= WORK REQUIRED =
Copy the lines below as they are; omit the images they contain.

= MATERIAL SUPPLIED =
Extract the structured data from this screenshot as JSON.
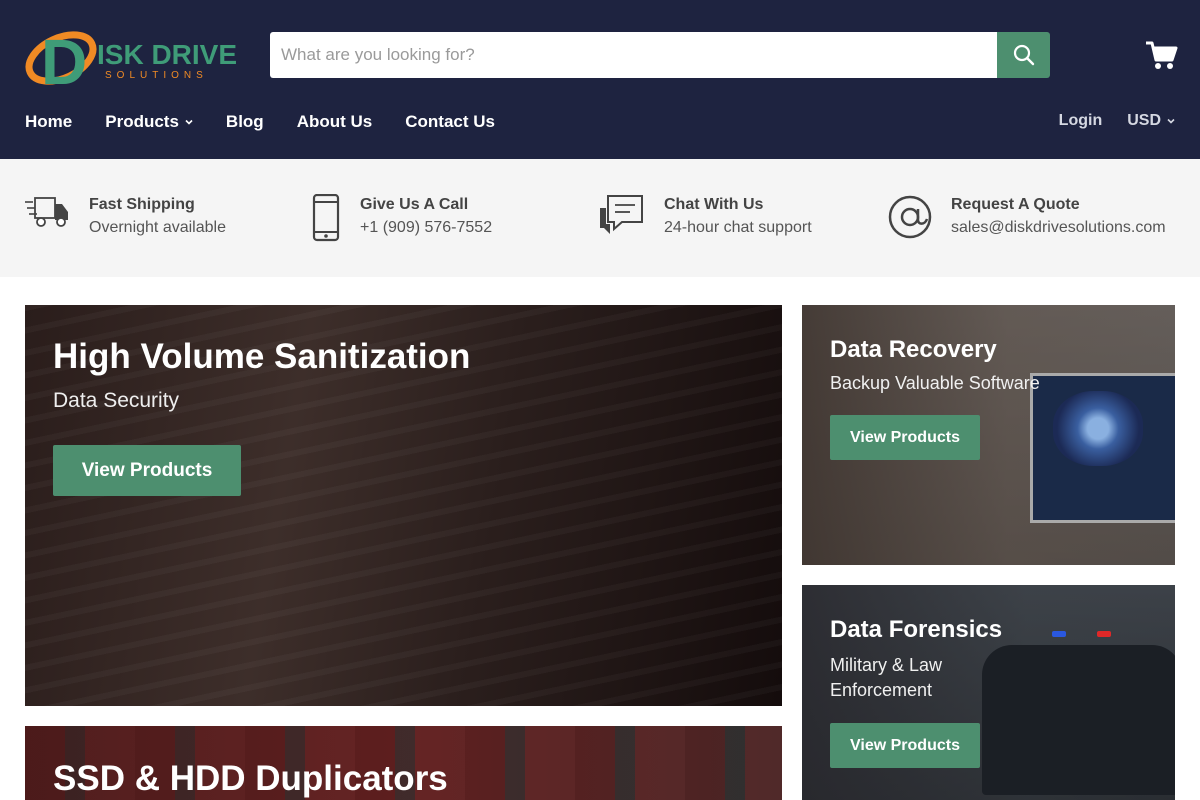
{
  "brand": {
    "logo_letter": "D",
    "logo_main": "ISK DRIVE",
    "logo_sub": "SOLUTIONS",
    "colors": {
      "orange": "#f08a24",
      "green": "#3f9c78",
      "navy": "#1e2340"
    }
  },
  "search": {
    "placeholder": "What are you looking for?",
    "value": "",
    "button_icon": "search-icon"
  },
  "cart": {
    "icon": "cart-icon"
  },
  "nav": {
    "items": [
      {
        "label": "Home"
      },
      {
        "label": "Products",
        "has_dropdown": true
      },
      {
        "label": "Blog"
      },
      {
        "label": "About Us"
      },
      {
        "label": "Contact Us"
      }
    ],
    "login": "Login",
    "currency": "USD"
  },
  "features": [
    {
      "icon": "truck-icon",
      "title": "Fast Shipping",
      "text": "Overnight available"
    },
    {
      "icon": "phone-icon",
      "title": "Give Us A Call",
      "text": "+1 (909) 576-7552"
    },
    {
      "icon": "chat-icon",
      "title": "Chat With Us",
      "text": "24-hour chat support"
    },
    {
      "icon": "at-icon",
      "title": "Request A Quote",
      "text": "sales@diskdrivesolutions.com"
    }
  ],
  "tiles": {
    "sanitization": {
      "title": "High Volume Sanitization",
      "subtitle": "Data Security",
      "button": "View Products"
    },
    "recovery": {
      "title": "Data Recovery",
      "subtitle": "Backup Valuable Software",
      "button": "View Products"
    },
    "forensics": {
      "title": "Data Forensics",
      "subtitle": "Military & Law Enforcement",
      "button": "View Products"
    },
    "duplicators": {
      "title": "SSD & HDD Duplicators"
    }
  },
  "accent_color": "#4d8f6f"
}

= RESULT =
Extract the structured data from this screenshot as JSON.
{
  "brand": {
    "logo_letter": "D",
    "logo_main": "ISK DRIVE",
    "logo_sub": "SOLUTIONS",
    "colors": {
      "orange": "#f08a24",
      "green": "#3f9c78",
      "navy": "#1e2340"
    }
  },
  "search": {
    "placeholder": "What are you looking for?",
    "value": "",
    "button_icon": "search-icon"
  },
  "cart": {
    "icon": "cart-icon"
  },
  "nav": {
    "items": [
      {
        "label": "Home"
      },
      {
        "label": "Products",
        "has_dropdown": true
      },
      {
        "label": "Blog"
      },
      {
        "label": "About Us"
      },
      {
        "label": "Contact Us"
      }
    ],
    "login": "Login",
    "currency": "USD"
  },
  "features": [
    {
      "icon": "truck-icon",
      "title": "Fast Shipping",
      "text": "Overnight available"
    },
    {
      "icon": "phone-icon",
      "title": "Give Us A Call",
      "text": "+1 (909) 576-7552"
    },
    {
      "icon": "chat-icon",
      "title": "Chat With Us",
      "text": "24-hour chat support"
    },
    {
      "icon": "at-icon",
      "title": "Request A Quote",
      "text": "sales@diskdrivesolutions.com"
    }
  ],
  "tiles": {
    "sanitization": {
      "title": "High Volume Sanitization",
      "subtitle": "Data Security",
      "button": "View Products"
    },
    "recovery": {
      "title": "Data Recovery",
      "subtitle": "Backup Valuable Software",
      "button": "View Products"
    },
    "forensics": {
      "title": "Data Forensics",
      "subtitle": "Military & Law Enforcement",
      "button": "View Products"
    },
    "duplicators": {
      "title": "SSD & HDD Duplicators"
    }
  },
  "accent_color": "#4d8f6f"
}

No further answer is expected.